◆ PROBLEM TO WORK ON: The lines to copy run from the one containing "Decode this image" to the end of the records below; repeat them exactly and include nothing else.

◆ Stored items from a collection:
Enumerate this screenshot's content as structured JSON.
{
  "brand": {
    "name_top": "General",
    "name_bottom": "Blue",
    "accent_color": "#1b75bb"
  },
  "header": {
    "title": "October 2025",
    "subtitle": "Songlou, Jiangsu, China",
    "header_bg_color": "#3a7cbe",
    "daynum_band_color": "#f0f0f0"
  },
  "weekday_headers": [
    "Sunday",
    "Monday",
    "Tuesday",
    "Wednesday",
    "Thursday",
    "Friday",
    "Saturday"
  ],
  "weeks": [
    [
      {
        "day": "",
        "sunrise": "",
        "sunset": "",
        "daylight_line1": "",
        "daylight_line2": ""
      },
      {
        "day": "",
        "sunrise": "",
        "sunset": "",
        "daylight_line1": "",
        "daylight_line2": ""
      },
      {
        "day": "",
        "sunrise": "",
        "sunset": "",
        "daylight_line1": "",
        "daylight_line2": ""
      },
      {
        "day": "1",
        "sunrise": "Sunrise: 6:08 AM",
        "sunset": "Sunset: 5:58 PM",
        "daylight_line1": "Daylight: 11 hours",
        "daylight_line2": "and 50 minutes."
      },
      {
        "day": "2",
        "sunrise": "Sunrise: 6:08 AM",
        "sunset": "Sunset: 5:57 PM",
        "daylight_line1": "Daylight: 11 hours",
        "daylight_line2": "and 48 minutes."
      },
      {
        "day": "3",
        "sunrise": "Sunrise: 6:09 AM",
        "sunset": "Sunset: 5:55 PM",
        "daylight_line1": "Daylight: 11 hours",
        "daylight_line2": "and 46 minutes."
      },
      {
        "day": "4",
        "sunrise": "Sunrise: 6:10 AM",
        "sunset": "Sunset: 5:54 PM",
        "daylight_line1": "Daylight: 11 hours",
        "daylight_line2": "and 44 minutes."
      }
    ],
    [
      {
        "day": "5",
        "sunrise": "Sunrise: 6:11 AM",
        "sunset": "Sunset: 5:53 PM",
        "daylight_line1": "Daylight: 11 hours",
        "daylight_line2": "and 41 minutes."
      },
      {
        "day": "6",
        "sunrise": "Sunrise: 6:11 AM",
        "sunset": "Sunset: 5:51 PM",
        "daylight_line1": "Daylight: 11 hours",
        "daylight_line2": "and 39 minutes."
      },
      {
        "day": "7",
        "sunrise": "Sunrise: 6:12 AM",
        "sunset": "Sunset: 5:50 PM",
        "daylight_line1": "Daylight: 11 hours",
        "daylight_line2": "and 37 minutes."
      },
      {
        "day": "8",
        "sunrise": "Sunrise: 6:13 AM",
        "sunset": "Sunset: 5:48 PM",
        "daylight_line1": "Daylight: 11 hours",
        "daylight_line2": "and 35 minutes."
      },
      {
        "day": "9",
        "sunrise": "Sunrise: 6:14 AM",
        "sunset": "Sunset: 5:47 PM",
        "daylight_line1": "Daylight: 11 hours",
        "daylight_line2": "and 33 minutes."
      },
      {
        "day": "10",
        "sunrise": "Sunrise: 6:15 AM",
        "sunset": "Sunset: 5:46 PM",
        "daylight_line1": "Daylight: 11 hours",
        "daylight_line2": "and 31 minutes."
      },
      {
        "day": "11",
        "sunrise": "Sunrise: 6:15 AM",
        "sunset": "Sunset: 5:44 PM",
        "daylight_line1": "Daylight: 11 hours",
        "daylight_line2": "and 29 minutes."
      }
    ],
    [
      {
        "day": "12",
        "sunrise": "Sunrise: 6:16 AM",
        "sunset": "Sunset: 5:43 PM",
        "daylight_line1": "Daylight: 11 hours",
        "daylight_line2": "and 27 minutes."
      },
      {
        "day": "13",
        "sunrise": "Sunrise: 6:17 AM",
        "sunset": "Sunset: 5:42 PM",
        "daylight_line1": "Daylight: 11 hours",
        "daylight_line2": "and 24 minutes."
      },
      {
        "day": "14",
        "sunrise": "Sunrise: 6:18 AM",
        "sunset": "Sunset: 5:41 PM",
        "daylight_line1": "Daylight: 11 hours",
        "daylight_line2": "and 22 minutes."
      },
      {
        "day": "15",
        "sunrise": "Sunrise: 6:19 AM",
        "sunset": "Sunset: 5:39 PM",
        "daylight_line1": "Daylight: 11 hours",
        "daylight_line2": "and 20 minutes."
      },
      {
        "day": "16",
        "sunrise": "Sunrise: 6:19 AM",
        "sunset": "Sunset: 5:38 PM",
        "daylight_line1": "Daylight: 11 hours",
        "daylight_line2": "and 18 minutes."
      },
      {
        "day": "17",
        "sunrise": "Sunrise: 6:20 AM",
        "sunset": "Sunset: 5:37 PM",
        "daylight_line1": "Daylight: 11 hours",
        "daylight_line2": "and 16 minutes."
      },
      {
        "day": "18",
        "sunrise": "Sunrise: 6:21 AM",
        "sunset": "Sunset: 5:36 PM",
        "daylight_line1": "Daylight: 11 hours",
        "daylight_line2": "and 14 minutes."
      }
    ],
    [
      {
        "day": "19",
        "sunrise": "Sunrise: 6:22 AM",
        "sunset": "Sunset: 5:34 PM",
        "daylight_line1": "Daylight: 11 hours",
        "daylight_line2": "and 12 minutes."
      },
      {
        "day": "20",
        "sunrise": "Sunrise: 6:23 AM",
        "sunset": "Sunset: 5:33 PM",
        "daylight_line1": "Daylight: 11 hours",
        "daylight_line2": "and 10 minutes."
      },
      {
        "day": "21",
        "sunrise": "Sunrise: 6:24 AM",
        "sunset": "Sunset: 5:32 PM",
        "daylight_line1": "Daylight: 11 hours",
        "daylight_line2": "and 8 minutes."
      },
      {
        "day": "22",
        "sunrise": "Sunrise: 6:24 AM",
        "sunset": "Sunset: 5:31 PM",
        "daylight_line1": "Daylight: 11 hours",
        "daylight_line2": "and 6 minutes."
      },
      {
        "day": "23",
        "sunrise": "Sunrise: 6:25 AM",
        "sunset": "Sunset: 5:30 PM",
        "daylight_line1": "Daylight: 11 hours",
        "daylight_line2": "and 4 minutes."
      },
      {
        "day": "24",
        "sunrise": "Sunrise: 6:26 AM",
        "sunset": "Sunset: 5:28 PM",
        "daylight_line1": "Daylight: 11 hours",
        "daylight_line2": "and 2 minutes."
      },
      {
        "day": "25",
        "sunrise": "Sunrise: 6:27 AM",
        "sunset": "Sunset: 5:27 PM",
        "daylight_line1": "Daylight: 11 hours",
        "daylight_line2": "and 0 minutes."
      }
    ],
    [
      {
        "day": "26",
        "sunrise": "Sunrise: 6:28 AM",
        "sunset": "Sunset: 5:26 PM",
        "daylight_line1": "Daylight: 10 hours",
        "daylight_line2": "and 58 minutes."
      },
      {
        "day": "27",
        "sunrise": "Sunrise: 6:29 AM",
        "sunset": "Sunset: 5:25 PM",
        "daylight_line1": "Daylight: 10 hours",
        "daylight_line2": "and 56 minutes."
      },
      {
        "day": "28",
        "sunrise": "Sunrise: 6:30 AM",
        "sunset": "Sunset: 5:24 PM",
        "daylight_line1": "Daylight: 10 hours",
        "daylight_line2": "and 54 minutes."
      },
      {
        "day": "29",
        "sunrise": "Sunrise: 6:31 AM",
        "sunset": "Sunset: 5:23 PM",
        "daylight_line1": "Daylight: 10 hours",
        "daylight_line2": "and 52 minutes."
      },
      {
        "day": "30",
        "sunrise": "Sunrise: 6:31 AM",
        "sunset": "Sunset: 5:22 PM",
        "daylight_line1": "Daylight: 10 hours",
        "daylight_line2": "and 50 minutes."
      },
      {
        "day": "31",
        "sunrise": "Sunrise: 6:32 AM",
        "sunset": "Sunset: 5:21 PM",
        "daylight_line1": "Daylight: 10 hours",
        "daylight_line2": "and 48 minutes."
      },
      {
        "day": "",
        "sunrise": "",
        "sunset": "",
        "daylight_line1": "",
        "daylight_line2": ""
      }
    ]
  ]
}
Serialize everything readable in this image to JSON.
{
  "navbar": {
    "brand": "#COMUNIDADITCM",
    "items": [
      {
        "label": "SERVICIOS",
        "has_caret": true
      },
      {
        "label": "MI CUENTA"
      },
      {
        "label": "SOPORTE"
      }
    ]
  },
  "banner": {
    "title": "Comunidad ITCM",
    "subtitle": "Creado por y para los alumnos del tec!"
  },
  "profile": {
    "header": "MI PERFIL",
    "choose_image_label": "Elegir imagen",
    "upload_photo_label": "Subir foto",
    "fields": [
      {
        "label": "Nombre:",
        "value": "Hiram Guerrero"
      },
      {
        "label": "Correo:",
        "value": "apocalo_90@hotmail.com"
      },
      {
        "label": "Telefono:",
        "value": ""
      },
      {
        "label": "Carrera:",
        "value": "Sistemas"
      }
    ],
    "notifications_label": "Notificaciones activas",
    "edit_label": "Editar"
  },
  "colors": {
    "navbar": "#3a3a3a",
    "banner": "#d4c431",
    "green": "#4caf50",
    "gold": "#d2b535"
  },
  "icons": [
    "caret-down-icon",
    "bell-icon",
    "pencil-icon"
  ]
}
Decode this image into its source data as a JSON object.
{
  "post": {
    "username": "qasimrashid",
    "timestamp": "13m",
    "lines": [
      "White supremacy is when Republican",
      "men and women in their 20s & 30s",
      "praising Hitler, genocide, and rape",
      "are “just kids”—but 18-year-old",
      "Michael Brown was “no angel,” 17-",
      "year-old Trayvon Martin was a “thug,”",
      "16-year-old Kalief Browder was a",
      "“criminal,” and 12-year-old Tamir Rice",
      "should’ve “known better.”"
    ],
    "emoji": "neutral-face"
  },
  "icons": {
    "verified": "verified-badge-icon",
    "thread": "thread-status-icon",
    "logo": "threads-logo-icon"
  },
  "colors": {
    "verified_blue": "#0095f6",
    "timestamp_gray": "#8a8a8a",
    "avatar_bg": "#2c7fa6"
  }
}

◆ REPLY:
Decode this image into its source data as a JSON object.
{
  "post": {
    "username": "qasimrashid",
    "timestamp": "13m",
    "lines": [
      "White supremacy is when Republican",
      "men and women in their 20s & 30s",
      "praising Hitler, genocide, and rape",
      "are “just kids”—but 18-year-old",
      "Michael Brown was “no angel,” 17-",
      "year-old Trayvon Martin was a “thug,”",
      "16-year-old Kalief Browder was a",
      "“criminal,” and 12-year-old Tamir Rice",
      "should’ve “known better.”"
    ],
    "emoji": "neutral-face"
  },
  "icons": {
    "verified": "verified-badge-icon",
    "thread": "thread-status-icon",
    "logo": "threads-logo-icon"
  },
  "colors": {
    "verified_blue": "#0095f6",
    "timestamp_gray": "#8a8a8a",
    "avatar_bg": "#2c7fa6"
  }
}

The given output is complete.